For many people, the problem with academia is the lifestyle: the long hours, the stress, the travel. This is where the idea of “fractional scholarship” that Sam Arbesman and I have been pushing comes in. We believe that the people who would like spend ten, twenty, or thirty hours a week doing scholarly research number in the tens of thousands. Some of these would-be fractional scholars have full-time non-academic jobs that limit their hours. Some simply want to be able to pick up their kids from school every day.

For example, I was recently speaking with a woman whom I know from college. She got her PhD in Physics, and then took time off to have four kids. Now, ten years later, she would like to get involved with research again. It would be a real challenge for her to re-enter the academic job market with that ten-year gap. But, even more, she has no desire to jump back into a seventy-hour-a-week career. What she wants is to be able to use her expertise in and passion for science to do meaningful research, and to get paid to do it, but still to be able to go to all of her kids’ soccer games.

When you’ve got someone with this much intelligence, education, and talent, living in a country this wealthy, it would be ridiculous if we could not find a way to make that work.

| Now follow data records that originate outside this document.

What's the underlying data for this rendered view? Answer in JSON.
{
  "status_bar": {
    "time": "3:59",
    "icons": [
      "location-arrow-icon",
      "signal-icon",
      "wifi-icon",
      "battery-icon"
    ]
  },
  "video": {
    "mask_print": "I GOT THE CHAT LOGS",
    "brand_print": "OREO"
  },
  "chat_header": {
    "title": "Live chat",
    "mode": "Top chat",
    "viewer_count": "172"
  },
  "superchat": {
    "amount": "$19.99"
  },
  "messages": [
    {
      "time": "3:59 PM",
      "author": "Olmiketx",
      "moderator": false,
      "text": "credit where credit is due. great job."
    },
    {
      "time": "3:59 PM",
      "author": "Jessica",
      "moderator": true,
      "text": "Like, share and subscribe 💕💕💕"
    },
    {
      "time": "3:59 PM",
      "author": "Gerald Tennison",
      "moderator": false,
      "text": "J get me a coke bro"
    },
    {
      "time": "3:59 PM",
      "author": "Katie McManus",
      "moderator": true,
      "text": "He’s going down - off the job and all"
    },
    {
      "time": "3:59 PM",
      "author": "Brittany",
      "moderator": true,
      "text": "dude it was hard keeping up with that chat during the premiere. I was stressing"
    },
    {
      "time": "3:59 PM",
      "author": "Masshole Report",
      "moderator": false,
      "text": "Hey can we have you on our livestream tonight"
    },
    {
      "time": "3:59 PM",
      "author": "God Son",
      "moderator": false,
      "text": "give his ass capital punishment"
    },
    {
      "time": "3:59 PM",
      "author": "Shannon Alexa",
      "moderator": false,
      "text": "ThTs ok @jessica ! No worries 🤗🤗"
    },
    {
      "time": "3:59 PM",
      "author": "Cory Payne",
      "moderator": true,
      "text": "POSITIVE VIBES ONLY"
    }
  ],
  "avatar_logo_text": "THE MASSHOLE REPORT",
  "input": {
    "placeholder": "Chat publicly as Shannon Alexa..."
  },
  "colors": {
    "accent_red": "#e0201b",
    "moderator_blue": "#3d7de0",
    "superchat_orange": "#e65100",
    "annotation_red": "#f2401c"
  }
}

The question that people seem to ask most is, “where is the money going to come from?” The answer to this question is actually pretty simple. It’s the same place that money always comes from for research: a combination of grants from federal agencies (NSF, NIH, etc.), private foundations, and individual donors. We will be working with independent scholars to identify, secure, and manage grants for specific research projects, just as university departments do for their faculty. In addition, we will be helping some of our scholars to partner with other researchers, agencies, or even companies to take on consulting jobs or subcontracts that can make use of their expertise and supplement their incomes.

And, of course, the extent to which our independent scholars need money varies from case to case. Some people are in the fortunate position of having a partner with a more traditional job (academic or not) that pays most of the bills. What those people need is mainly legitimacy and community, and maybe money to pay for conference travel and publication costs, so that their academic habit is at least financially neutral in their household. Some people really need to find salary support to make ends meet, even if it is only part time.

We start from the premise that if you have the skills, passion, and training to do meaningful academic research, you should not be precluded from doing it by the arbitrary constraints of the traditional system. Then, of course, there’s the fact that there is nothing that can stop us from reinventing academia when we’re working together. The rest, as they will say in the future, is history.